● **Task statement**: Find how many lines in the entries below carry the word "Management" and answer with only that figure.

[Records from a collection]
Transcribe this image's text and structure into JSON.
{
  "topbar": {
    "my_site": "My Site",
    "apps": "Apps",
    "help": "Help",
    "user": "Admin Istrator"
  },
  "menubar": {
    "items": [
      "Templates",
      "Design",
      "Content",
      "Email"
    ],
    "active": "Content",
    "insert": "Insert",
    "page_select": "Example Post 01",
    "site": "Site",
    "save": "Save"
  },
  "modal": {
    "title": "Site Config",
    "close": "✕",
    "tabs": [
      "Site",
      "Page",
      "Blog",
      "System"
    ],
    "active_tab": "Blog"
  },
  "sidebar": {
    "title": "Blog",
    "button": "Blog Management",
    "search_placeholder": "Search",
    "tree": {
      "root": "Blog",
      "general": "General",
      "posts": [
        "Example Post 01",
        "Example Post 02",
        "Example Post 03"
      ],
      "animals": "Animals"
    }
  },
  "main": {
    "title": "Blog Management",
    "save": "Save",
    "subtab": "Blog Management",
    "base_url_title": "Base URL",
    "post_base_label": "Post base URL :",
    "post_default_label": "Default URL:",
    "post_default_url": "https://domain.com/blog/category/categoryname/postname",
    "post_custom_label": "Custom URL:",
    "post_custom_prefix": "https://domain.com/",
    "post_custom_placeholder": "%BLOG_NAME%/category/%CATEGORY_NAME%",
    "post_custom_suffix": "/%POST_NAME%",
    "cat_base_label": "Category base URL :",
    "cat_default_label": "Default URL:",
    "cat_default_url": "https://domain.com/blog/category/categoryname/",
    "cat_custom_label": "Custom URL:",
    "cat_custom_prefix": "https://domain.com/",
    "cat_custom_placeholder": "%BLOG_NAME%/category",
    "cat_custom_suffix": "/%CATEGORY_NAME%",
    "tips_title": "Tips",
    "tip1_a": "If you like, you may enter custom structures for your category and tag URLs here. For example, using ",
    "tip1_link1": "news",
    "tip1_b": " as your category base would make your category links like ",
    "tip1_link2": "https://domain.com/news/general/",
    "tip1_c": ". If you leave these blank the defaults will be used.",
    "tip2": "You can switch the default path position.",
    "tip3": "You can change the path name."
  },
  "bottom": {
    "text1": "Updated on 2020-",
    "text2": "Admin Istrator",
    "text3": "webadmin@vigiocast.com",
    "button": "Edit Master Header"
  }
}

● **Result for this exercise**: 3